** Opening DATA FOR ANALYSIS block **
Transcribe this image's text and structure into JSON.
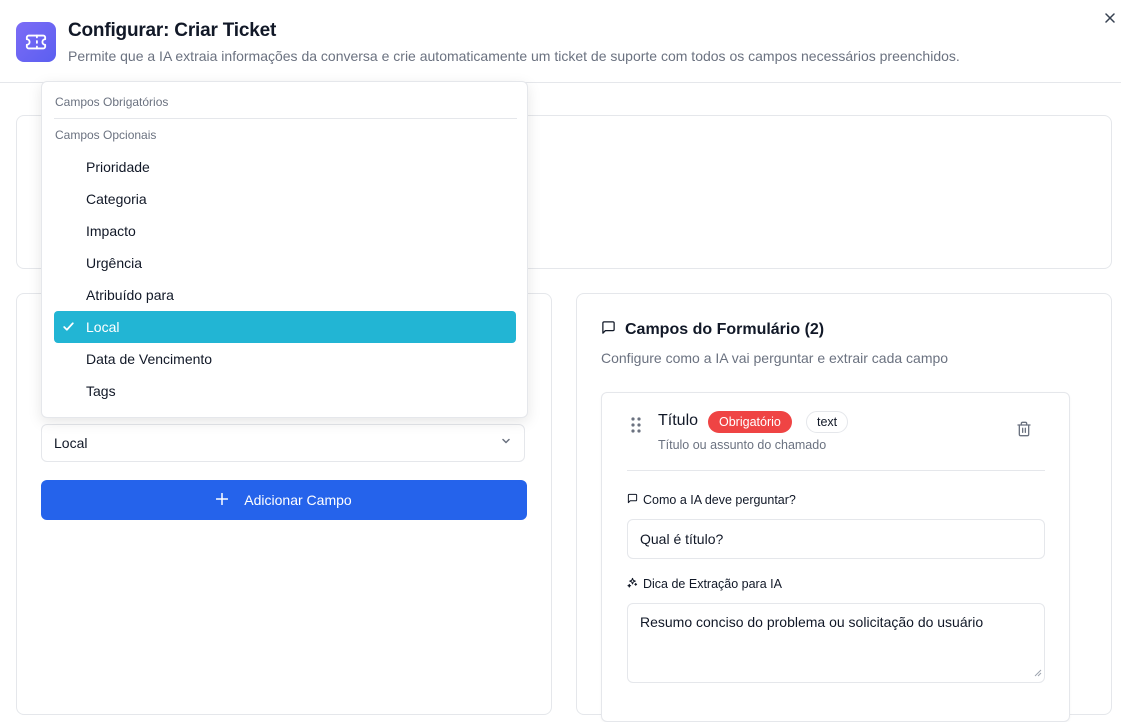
{
  "header": {
    "title": "Configurar: Criar Ticket",
    "description": "Permite que a IA extraia informações da conversa e crie automaticamente um ticket de suporte com todos os campos necessários preenchidos.",
    "icon": "ticket-icon",
    "accent": "#6366f1"
  },
  "dropdown": {
    "group_required": "Campos Obrigatórios",
    "group_optional": "Campos Opcionais",
    "items": [
      {
        "label": "Prioridade"
      },
      {
        "label": "Categoria"
      },
      {
        "label": "Impacto"
      },
      {
        "label": "Urgência"
      },
      {
        "label": "Atribuído para"
      },
      {
        "label": "Local",
        "selected": true
      },
      {
        "label": "Data de Vencimento"
      },
      {
        "label": "Tags"
      }
    ],
    "selected_color": "#22b5d4"
  },
  "add_field": {
    "select_value": "Local",
    "button_label": "Adicionar Campo",
    "button_color": "#2563eb"
  },
  "form_fields": {
    "title": "Campos do Formulário (2)",
    "subtitle": "Configure como a IA vai perguntar e extrair cada campo",
    "field": {
      "name": "Título",
      "required_badge": "Obrigatório",
      "type_badge": "text",
      "description": "Título ou assunto do chamado",
      "ask_label": "Como a IA deve perguntar?",
      "ask_value": "Qual é título?",
      "hint_label": "Dica de Extração para IA",
      "hint_value": "Resumo conciso do problema ou solicitação do usuário"
    }
  }
}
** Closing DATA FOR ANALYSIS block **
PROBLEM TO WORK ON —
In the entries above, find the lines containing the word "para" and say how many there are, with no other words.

FINISHED EXERCISE —
2